▸ What to do: Below are the records; restate all of them exactly.
------
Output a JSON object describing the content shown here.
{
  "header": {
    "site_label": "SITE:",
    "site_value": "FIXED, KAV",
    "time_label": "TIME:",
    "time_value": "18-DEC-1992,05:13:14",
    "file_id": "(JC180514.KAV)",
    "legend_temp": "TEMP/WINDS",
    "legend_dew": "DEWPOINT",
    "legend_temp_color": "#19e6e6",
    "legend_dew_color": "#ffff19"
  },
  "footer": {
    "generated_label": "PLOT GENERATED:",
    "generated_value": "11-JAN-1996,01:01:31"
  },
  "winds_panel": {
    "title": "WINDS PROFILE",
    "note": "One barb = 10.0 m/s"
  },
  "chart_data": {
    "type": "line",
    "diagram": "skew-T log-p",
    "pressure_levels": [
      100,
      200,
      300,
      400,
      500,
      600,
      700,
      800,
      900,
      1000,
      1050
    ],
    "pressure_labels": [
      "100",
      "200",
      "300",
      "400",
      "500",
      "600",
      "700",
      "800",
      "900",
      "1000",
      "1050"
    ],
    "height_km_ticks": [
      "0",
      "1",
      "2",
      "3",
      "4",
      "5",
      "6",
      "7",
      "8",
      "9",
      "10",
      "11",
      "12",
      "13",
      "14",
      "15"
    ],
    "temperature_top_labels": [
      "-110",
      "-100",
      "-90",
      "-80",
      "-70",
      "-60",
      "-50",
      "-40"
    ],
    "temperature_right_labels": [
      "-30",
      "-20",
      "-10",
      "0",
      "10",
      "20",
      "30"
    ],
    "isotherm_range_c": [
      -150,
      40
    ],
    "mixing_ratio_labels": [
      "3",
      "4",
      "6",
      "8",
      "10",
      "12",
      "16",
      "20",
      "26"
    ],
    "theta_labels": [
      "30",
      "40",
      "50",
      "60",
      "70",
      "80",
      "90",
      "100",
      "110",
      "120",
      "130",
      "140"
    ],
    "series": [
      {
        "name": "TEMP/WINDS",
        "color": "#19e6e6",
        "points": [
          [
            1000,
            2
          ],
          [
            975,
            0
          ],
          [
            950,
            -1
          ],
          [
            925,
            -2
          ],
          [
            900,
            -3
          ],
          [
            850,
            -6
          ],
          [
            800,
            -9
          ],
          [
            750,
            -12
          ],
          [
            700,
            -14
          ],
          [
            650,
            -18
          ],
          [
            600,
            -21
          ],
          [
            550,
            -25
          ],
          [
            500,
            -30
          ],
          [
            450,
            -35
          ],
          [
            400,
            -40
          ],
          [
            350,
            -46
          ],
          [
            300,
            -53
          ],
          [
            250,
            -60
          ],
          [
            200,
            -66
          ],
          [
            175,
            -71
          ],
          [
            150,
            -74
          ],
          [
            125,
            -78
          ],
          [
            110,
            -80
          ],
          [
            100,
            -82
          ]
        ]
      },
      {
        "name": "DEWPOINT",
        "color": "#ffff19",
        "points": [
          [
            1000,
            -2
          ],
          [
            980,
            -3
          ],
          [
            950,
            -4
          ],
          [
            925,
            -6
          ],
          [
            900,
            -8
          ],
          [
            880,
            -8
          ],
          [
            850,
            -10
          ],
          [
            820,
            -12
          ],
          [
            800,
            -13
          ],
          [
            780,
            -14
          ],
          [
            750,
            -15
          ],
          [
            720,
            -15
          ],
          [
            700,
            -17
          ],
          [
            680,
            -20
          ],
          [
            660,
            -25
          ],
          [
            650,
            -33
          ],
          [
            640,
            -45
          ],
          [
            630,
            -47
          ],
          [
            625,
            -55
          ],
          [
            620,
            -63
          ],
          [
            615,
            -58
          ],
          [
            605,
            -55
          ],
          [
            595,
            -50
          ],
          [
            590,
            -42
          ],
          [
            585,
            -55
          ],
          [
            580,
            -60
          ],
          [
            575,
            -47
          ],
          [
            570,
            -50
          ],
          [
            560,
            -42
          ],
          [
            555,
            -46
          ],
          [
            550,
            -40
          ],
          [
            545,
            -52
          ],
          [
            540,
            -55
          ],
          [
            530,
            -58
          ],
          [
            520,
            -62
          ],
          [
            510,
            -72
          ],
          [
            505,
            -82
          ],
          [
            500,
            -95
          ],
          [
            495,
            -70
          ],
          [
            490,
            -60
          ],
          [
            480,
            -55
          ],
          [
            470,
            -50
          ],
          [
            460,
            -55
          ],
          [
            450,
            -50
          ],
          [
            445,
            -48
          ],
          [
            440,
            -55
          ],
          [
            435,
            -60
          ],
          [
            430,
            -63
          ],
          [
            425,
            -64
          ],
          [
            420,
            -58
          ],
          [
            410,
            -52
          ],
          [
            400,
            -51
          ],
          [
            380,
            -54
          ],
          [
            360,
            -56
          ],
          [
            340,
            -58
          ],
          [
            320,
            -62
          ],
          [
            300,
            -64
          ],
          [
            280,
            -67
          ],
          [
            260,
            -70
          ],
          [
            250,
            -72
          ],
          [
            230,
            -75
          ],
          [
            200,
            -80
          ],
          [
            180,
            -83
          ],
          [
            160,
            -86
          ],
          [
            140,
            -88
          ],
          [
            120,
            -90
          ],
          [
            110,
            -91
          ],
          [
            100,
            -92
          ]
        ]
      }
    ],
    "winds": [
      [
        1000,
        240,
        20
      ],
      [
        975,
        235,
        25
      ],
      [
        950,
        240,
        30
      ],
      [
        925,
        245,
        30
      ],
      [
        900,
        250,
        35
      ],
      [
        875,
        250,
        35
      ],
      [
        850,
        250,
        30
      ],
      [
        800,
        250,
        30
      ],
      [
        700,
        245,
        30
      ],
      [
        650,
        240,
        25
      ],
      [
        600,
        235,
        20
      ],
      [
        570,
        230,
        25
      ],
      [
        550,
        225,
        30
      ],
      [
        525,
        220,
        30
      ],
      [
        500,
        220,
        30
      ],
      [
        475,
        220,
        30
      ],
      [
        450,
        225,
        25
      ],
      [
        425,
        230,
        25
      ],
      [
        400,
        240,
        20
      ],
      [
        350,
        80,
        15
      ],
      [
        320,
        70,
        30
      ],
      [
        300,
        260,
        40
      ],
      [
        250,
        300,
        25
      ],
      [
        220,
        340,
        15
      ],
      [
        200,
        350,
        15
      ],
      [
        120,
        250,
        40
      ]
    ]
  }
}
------
▸ Response to this task:
Output a JSON object describing the content shown here.
{
  "header": {
    "site_label": "SITE:",
    "site_value": "FIXED, KAV",
    "time_label": "TIME:",
    "time_value": "18-DEC-1992,05:13:14",
    "file_id": "(JC180514.KAV)",
    "legend_temp": "TEMP/WINDS",
    "legend_dew": "DEWPOINT",
    "legend_temp_color": "#19e6e6",
    "legend_dew_color": "#ffff19"
  },
  "footer": {
    "generated_label": "PLOT GENERATED:",
    "generated_value": "11-JAN-1996,01:01:31"
  },
  "winds_panel": {
    "title": "WINDS PROFILE",
    "note": "One barb = 10.0 m/s"
  },
  "chart_data": {
    "type": "line",
    "diagram": "skew-T log-p",
    "pressure_levels": [
      100,
      200,
      300,
      400,
      500,
      600,
      700,
      800,
      900,
      1000,
      1050
    ],
    "pressure_labels": [
      "100",
      "200",
      "300",
      "400",
      "500",
      "600",
      "700",
      "800",
      "900",
      "1000",
      "1050"
    ],
    "height_km_ticks": [
      "0",
      "1",
      "2",
      "3",
      "4",
      "5",
      "6",
      "7",
      "8",
      "9",
      "10",
      "11",
      "12",
      "13",
      "14",
      "15"
    ],
    "temperature_top_labels": [
      "-110",
      "-100",
      "-90",
      "-80",
      "-70",
      "-60",
      "-50",
      "-40"
    ],
    "temperature_right_labels": [
      "-30",
      "-20",
      "-10",
      "0",
      "10",
      "20",
      "30"
    ],
    "isotherm_range_c": [
      -150,
      40
    ],
    "mixing_ratio_labels": [
      "3",
      "4",
      "6",
      "8",
      "10",
      "12",
      "16",
      "20",
      "26"
    ],
    "theta_labels": [
      "30",
      "40",
      "50",
      "60",
      "70",
      "80",
      "90",
      "100",
      "110",
      "120",
      "130",
      "140"
    ],
    "series": [
      {
        "name": "TEMP/WINDS",
        "color": "#19e6e6",
        "points": [
          [
            1000,
            2
          ],
          [
            975,
            0
          ],
          [
            950,
            -1
          ],
          [
            925,
            -2
          ],
          [
            900,
            -3
          ],
          [
            850,
            -6
          ],
          [
            800,
            -9
          ],
          [
            750,
            -12
          ],
          [
            700,
            -14
          ],
          [
            650,
            -18
          ],
          [
            600,
            -21
          ],
          [
            550,
            -25
          ],
          [
            500,
            -30
          ],
          [
            450,
            -35
          ],
          [
            400,
            -40
          ],
          [
            350,
            -46
          ],
          [
            300,
            -53
          ],
          [
            250,
            -60
          ],
          [
            200,
            -66
          ],
          [
            175,
            -71
          ],
          [
            150,
            -74
          ],
          [
            125,
            -78
          ],
          [
            110,
            -80
          ],
          [
            100,
            -82
          ]
        ]
      },
      {
        "name": "DEWPOINT",
        "color": "#ffff19",
        "points": [
          [
            1000,
            -2
          ],
          [
            980,
            -3
          ],
          [
            950,
            -4
          ],
          [
            925,
            -6
          ],
          [
            900,
            -8
          ],
          [
            880,
            -8
          ],
          [
            850,
            -10
          ],
          [
            820,
            -12
          ],
          [
            800,
            -13
          ],
          [
            780,
            -14
          ],
          [
            750,
            -15
          ],
          [
            720,
            -15
          ],
          [
            700,
            -17
          ],
          [
            680,
            -20
          ],
          [
            660,
            -25
          ],
          [
            650,
            -33
          ],
          [
            640,
            -45
          ],
          [
            630,
            -47
          ],
          [
            625,
            -55
          ],
          [
            620,
            -63
          ],
          [
            615,
            -58
          ],
          [
            605,
            -55
          ],
          [
            595,
            -50
          ],
          [
            590,
            -42
          ],
          [
            585,
            -55
          ],
          [
            580,
            -60
          ],
          [
            575,
            -47
          ],
          [
            570,
            -50
          ],
          [
            560,
            -42
          ],
          [
            555,
            -46
          ],
          [
            550,
            -40
          ],
          [
            545,
            -52
          ],
          [
            540,
            -55
          ],
          [
            530,
            -58
          ],
          [
            520,
            -62
          ],
          [
            510,
            -72
          ],
          [
            505,
            -82
          ],
          [
            500,
            -95
          ],
          [
            495,
            -70
          ],
          [
            490,
            -60
          ],
          [
            480,
            -55
          ],
          [
            470,
            -50
          ],
          [
            460,
            -55
          ],
          [
            450,
            -50
          ],
          [
            445,
            -48
          ],
          [
            440,
            -55
          ],
          [
            435,
            -60
          ],
          [
            430,
            -63
          ],
          [
            425,
            -64
          ],
          [
            420,
            -58
          ],
          [
            410,
            -52
          ],
          [
            400,
            -51
          ],
          [
            380,
            -54
          ],
          [
            360,
            -56
          ],
          [
            340,
            -58
          ],
          [
            320,
            -62
          ],
          [
            300,
            -64
          ],
          [
            280,
            -67
          ],
          [
            260,
            -70
          ],
          [
            250,
            -72
          ],
          [
            230,
            -75
          ],
          [
            200,
            -80
          ],
          [
            180,
            -83
          ],
          [
            160,
            -86
          ],
          [
            140,
            -88
          ],
          [
            120,
            -90
          ],
          [
            110,
            -91
          ],
          [
            100,
            -92
          ]
        ]
      }
    ],
    "winds": [
      [
        1000,
        240,
        20
      ],
      [
        975,
        235,
        25
      ],
      [
        950,
        240,
        30
      ],
      [
        925,
        245,
        30
      ],
      [
        900,
        250,
        35
      ],
      [
        875,
        250,
        35
      ],
      [
        850,
        250,
        30
      ],
      [
        800,
        250,
        30
      ],
      [
        700,
        245,
        30
      ],
      [
        650,
        240,
        25
      ],
      [
        600,
        235,
        20
      ],
      [
        570,
        230,
        25
      ],
      [
        550,
        225,
        30
      ],
      [
        525,
        220,
        30
      ],
      [
        500,
        220,
        30
      ],
      [
        475,
        220,
        30
      ],
      [
        450,
        225,
        25
      ],
      [
        425,
        230,
        25
      ],
      [
        400,
        240,
        20
      ],
      [
        350,
        80,
        15
      ],
      [
        320,
        70,
        30
      ],
      [
        300,
        260,
        40
      ],
      [
        250,
        300,
        25
      ],
      [
        220,
        340,
        15
      ],
      [
        200,
        350,
        15
      ],
      [
        120,
        250,
        40
      ]
    ]
  }
}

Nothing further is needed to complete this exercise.